Pimax is very clear in stating that the Crystal features the most pixels of any VR headset on the market, with 2880×2880 per eye, totaling a combined 5760×2880 resolution. Another contributing factor to the visual quality of the Crystal headset is has nearly double the typical PPD (pixel-per-degree). 

While I expect PPD to become a genuine quality factor in VR soon, it’s still a relatively new talking point, and while Pimax is quick to brag about its 35 PPD display, it’s hard to compare that to other headsets when the data tends to produce cloudy results. In layman’s terms, the Pimax Crystal is innovating the traditional VR display, and the likes of Meta, Valve, and Pico are playing catch up. 
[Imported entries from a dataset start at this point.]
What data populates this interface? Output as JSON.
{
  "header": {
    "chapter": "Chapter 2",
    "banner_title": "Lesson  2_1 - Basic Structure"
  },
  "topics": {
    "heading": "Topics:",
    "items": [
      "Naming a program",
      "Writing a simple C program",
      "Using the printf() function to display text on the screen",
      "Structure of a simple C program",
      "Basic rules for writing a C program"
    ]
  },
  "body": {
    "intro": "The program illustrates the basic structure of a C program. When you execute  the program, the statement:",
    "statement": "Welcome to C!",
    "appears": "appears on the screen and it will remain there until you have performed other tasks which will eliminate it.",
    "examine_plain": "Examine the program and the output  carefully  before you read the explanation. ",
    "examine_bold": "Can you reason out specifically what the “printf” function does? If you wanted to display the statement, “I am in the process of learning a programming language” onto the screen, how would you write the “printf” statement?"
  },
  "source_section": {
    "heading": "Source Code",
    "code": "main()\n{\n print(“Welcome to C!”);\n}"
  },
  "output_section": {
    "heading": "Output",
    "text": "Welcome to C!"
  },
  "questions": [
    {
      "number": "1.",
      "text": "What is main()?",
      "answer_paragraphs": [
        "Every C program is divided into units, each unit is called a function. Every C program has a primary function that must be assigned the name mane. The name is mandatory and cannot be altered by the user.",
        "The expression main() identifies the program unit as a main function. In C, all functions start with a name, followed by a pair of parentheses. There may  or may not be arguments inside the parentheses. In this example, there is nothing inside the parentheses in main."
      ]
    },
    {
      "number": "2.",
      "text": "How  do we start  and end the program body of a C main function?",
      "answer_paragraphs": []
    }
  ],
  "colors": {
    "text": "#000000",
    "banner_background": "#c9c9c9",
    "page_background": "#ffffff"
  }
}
With refresh rates of up to 120Hz, gameplay is exceptionally smooth. Granted, your PC gaming rig will play a big role in this, and it’s advised that you have at least an Nvidia GeForce RTX 30-series card in your rig. 

No matter what game I put in front of the Pimax Crystal, it was up to the task of bringing an unmatched performance that was a joy to behold. Despite the weight, I never struggled to hit hour-long sessions, which is my self-imposed limit when it comes to VR gaming. There are tweaks I would make to the architectural decisions made when the Pimax Crystal was being designed, but these are no reflection of the sheer quality of the Crystal headset. 

Should you buy the Pimax Crystal?

If you are a hardcore VR player, who is looking for the best visual experience with PCVR, yes, the Pimax Crystal is a must-buy, even at its lofty price point of $1,699 / €1,499.

If you’re just dipping your toes into VR as a hobby, or don’t have the gaming hardware to support PCVR, stick to something like the Meta Quest 3 and save yourself a lot of trouble (and money). 

In an ideal world, as I’ve already alluded to. A dedicated PCVR-only model of the Crystal would be a welcome sight and could likely bring the initial cost of entry down. The alternative is that Pimax greatly improves its standalone offering with more apps and games to justify the inclusion of this mode. 


The Pimax Crystal is unmatched when it comes to visual quality with its class-leading display. However, it’s only really useful as a PCVR headset, as its standalone options are severely lacking. Its price point puts it out of reach for most people but for those serious about VR who want nothing less than the best, the Pimax Crystal stands alone.